TASK INPUT:

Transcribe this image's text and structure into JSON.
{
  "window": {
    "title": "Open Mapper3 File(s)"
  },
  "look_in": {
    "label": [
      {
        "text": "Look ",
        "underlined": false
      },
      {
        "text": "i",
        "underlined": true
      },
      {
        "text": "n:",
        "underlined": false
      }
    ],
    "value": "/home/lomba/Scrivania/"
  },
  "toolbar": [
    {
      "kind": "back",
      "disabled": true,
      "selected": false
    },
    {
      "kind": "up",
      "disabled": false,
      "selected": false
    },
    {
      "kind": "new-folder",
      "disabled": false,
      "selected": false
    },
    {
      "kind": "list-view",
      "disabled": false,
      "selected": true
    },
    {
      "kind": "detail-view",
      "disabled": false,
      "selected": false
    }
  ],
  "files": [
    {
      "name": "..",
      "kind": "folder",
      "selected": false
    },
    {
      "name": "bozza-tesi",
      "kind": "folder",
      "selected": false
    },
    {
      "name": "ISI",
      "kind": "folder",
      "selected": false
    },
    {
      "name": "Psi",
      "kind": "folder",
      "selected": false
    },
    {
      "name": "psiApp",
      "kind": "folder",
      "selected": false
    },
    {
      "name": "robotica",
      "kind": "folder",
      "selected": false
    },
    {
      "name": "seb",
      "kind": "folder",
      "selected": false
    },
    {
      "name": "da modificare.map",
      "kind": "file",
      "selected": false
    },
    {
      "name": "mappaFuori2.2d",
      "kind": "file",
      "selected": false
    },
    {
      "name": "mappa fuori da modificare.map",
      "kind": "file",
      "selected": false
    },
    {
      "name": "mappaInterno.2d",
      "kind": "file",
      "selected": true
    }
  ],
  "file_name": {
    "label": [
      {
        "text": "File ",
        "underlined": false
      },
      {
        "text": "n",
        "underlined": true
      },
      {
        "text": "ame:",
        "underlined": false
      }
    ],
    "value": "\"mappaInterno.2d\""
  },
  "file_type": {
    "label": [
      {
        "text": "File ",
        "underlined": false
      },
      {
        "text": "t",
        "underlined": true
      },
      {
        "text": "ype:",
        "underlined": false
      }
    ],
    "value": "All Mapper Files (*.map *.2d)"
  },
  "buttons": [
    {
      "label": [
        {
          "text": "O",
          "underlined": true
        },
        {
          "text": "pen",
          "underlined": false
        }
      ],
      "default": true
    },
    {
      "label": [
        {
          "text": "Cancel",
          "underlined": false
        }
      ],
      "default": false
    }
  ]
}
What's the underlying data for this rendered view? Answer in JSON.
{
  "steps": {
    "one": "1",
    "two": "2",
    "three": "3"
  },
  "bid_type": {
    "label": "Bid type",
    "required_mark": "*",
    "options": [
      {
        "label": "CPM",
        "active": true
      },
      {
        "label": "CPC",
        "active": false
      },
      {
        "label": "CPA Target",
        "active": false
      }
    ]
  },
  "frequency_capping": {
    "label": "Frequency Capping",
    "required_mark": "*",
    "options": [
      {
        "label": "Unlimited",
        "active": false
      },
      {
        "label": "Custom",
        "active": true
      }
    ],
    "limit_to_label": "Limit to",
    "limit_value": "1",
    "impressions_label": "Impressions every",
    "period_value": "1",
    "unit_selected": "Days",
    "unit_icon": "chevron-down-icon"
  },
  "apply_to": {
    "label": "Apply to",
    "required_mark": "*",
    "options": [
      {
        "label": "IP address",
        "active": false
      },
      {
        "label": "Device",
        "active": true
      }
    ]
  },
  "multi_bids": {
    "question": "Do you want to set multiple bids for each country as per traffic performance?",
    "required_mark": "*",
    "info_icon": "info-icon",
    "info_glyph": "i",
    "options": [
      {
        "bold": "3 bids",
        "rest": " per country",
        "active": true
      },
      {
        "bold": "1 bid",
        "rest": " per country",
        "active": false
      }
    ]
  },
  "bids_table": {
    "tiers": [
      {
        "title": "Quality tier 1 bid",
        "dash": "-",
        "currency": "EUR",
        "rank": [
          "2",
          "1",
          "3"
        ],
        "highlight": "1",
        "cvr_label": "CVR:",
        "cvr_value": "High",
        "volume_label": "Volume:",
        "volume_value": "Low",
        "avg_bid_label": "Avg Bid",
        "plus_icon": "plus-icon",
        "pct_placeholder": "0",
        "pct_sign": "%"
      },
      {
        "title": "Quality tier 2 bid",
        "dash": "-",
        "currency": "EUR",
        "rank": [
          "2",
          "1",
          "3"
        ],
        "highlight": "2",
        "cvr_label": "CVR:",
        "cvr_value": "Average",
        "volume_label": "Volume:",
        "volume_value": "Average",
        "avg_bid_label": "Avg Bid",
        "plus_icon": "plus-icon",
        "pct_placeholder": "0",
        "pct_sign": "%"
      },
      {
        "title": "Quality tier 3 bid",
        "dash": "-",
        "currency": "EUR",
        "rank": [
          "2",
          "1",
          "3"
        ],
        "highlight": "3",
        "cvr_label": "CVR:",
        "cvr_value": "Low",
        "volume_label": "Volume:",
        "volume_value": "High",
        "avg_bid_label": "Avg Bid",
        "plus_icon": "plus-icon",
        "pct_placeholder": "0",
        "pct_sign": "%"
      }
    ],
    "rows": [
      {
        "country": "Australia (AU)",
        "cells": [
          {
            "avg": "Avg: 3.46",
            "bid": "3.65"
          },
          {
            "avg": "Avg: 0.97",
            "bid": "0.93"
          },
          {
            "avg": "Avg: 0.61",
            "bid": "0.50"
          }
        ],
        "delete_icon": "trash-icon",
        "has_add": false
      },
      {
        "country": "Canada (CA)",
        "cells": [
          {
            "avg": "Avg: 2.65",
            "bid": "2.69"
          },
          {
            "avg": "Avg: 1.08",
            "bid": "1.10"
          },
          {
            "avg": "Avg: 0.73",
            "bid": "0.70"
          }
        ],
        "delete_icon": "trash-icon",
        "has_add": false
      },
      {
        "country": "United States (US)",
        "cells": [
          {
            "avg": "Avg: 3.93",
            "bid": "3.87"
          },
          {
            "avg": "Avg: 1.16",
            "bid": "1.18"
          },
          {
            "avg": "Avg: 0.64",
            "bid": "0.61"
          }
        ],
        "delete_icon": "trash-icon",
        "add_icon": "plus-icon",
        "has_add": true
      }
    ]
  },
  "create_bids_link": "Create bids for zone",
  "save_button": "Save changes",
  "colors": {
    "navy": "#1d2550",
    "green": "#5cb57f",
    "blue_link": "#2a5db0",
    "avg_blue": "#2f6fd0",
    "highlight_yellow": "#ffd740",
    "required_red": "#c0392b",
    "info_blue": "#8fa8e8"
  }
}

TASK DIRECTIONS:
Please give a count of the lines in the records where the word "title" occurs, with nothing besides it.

EXERCISE ANSWER:
4